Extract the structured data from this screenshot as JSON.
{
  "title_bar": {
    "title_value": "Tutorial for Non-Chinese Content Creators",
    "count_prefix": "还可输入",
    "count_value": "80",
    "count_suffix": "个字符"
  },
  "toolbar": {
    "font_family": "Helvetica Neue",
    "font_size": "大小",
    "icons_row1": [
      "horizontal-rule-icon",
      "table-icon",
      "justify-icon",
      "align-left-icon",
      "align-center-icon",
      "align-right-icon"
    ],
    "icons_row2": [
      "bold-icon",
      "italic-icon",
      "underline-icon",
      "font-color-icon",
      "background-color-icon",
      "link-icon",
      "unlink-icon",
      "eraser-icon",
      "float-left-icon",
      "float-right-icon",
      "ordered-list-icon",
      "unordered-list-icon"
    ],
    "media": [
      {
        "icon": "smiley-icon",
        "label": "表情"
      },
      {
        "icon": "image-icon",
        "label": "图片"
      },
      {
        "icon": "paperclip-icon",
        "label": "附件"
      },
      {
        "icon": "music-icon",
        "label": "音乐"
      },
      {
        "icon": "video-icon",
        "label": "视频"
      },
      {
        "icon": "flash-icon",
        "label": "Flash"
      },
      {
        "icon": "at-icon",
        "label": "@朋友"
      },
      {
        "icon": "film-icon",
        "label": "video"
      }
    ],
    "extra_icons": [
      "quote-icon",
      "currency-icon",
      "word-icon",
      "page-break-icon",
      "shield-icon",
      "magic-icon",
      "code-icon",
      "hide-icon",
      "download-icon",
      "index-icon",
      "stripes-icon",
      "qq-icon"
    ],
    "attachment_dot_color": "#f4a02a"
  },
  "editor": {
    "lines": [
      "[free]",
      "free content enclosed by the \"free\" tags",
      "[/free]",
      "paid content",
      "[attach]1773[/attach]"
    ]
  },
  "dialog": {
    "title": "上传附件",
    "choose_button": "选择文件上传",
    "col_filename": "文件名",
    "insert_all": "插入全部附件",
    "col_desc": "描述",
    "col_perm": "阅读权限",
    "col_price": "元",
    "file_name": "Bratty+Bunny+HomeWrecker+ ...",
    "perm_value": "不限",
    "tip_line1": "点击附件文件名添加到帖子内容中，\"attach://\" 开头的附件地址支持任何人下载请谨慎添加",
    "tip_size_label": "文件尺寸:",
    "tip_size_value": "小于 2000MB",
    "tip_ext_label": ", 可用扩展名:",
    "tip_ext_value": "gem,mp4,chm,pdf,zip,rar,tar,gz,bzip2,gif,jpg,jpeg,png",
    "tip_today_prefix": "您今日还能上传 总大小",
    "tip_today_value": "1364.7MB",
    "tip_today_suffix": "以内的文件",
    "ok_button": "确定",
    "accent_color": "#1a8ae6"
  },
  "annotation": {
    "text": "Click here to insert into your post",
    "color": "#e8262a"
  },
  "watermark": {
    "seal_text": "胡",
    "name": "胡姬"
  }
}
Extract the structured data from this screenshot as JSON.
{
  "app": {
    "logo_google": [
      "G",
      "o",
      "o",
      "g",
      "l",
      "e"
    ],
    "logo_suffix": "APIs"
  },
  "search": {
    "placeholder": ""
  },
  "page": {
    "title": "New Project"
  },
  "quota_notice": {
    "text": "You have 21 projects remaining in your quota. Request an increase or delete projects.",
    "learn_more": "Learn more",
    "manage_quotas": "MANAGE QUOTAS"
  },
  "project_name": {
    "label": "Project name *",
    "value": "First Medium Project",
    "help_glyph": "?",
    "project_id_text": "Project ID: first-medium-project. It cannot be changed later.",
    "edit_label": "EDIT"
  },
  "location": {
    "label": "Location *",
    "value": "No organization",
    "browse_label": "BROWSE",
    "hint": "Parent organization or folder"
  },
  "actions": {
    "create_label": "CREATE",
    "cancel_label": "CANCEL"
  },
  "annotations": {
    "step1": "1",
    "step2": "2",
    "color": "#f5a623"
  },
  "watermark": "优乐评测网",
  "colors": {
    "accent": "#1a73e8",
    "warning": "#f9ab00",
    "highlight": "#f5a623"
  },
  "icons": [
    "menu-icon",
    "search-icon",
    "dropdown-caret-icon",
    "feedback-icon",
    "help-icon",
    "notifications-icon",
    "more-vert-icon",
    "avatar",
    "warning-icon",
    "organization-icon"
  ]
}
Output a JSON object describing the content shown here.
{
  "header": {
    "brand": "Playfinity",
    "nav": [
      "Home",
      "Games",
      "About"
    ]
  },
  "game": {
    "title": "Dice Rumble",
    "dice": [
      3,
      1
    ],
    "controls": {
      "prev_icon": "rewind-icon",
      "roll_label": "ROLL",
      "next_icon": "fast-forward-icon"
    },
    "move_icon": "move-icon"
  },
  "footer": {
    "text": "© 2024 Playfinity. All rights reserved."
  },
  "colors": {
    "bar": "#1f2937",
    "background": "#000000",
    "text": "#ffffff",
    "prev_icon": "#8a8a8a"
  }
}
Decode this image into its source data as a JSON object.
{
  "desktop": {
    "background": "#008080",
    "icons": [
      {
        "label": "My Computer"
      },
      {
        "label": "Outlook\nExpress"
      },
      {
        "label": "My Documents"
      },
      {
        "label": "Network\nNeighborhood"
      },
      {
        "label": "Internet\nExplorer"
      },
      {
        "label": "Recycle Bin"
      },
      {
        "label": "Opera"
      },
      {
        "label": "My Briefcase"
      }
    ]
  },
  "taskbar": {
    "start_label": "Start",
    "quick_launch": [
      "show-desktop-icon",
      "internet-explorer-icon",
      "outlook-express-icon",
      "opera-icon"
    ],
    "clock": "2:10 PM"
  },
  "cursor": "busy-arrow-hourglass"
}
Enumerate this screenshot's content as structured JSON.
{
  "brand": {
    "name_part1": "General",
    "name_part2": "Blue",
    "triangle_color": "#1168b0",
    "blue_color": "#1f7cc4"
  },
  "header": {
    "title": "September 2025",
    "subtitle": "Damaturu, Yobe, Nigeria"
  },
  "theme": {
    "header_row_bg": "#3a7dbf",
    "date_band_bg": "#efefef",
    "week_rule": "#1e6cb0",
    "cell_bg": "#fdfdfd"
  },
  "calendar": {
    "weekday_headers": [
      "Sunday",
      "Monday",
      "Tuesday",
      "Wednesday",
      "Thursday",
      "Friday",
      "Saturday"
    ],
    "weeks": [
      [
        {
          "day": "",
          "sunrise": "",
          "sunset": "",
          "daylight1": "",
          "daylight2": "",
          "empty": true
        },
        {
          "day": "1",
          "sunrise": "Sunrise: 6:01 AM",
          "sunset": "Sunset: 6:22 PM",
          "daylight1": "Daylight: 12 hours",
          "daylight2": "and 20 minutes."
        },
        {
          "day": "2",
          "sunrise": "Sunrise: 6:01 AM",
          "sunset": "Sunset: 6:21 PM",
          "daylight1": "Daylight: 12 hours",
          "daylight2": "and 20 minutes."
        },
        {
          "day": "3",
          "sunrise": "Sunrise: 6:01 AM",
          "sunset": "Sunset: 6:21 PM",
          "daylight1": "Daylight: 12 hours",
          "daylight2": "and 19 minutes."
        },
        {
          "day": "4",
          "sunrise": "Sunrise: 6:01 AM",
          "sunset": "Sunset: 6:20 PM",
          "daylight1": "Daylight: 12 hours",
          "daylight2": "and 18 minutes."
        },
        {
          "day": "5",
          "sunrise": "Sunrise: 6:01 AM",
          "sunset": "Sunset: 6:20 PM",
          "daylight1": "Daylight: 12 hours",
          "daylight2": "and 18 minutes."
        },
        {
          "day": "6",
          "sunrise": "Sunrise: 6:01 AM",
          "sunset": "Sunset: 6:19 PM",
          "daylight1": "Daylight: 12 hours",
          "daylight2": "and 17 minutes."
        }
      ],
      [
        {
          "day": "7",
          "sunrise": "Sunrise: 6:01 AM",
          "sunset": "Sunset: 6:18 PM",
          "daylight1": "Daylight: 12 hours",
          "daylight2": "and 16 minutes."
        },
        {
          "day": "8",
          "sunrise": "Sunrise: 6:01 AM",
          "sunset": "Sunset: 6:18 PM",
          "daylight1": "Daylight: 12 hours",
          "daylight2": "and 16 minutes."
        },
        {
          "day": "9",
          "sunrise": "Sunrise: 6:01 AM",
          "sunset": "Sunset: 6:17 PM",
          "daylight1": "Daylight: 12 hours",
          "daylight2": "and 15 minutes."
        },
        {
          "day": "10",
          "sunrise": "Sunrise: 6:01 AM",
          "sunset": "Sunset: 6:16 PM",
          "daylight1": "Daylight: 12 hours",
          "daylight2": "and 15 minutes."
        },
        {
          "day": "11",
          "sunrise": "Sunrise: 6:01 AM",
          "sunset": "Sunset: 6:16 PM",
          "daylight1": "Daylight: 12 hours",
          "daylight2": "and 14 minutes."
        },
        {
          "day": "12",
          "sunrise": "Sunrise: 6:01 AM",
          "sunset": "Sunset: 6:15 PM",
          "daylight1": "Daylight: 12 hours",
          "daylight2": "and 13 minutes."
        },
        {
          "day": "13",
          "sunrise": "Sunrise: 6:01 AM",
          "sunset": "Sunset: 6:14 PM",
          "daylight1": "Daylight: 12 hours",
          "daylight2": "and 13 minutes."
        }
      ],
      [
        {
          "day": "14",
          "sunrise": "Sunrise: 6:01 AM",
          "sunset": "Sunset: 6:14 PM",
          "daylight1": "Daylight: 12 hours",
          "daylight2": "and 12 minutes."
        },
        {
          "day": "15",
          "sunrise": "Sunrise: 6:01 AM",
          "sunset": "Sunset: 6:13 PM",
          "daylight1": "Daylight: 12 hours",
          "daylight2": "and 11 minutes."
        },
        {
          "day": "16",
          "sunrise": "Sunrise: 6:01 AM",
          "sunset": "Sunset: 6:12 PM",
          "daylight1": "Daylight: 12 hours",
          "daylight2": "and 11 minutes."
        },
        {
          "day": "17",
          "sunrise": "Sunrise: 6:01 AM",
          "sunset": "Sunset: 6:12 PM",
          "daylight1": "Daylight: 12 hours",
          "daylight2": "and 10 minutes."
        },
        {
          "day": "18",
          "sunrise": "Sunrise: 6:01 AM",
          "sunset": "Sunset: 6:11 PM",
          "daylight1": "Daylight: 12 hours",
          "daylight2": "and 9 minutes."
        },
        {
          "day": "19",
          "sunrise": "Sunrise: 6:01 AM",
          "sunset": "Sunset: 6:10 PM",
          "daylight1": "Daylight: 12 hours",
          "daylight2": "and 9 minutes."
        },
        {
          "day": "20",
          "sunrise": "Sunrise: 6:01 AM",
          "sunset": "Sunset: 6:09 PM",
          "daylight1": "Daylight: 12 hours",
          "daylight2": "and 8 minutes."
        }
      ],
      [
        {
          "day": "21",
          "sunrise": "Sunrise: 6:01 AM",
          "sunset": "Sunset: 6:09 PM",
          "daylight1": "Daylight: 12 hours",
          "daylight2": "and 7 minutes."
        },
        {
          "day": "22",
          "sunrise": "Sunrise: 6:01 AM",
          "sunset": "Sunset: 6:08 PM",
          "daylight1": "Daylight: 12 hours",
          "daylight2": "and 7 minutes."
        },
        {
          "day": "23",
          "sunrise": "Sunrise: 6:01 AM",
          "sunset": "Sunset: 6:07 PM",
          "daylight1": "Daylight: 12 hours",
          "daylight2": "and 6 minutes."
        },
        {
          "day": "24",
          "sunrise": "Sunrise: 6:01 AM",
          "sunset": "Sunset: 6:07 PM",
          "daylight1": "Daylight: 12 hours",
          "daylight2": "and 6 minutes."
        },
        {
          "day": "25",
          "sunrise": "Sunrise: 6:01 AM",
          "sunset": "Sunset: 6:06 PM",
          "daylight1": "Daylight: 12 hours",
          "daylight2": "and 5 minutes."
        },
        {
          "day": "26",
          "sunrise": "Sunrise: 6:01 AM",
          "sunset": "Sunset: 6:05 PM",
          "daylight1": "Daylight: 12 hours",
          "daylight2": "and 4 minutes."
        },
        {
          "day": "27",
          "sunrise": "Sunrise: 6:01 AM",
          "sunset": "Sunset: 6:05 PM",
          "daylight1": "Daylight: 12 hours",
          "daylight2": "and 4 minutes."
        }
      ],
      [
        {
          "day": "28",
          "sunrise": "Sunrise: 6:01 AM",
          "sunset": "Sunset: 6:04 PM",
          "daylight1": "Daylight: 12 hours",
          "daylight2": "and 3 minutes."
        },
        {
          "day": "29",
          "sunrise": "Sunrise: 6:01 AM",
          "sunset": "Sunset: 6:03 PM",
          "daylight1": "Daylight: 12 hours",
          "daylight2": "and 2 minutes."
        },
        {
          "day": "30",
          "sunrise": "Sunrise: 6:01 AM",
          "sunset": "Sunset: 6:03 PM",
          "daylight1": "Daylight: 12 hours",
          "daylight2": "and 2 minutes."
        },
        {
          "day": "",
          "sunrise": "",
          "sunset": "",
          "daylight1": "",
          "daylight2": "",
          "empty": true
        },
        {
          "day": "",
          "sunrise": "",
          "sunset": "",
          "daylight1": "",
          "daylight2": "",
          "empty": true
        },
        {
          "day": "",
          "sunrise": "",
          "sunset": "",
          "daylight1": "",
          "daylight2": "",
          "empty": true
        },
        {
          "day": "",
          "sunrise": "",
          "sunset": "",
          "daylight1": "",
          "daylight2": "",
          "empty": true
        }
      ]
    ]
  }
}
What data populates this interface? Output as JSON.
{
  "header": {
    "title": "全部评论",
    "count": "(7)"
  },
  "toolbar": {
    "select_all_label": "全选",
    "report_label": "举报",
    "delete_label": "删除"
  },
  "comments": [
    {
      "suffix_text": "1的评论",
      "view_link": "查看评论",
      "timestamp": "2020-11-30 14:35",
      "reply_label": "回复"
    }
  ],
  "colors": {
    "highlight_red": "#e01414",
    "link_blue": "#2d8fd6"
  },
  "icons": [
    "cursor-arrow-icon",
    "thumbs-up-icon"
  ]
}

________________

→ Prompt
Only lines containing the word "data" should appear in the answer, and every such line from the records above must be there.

→ Solution to this exercise
Extract the structured data from this screenshot as JSON.
Extract the structured data from this screenshot as JSON.
Decode this image into its source data as a JSON object.
What data populates this interface? Output as JSON.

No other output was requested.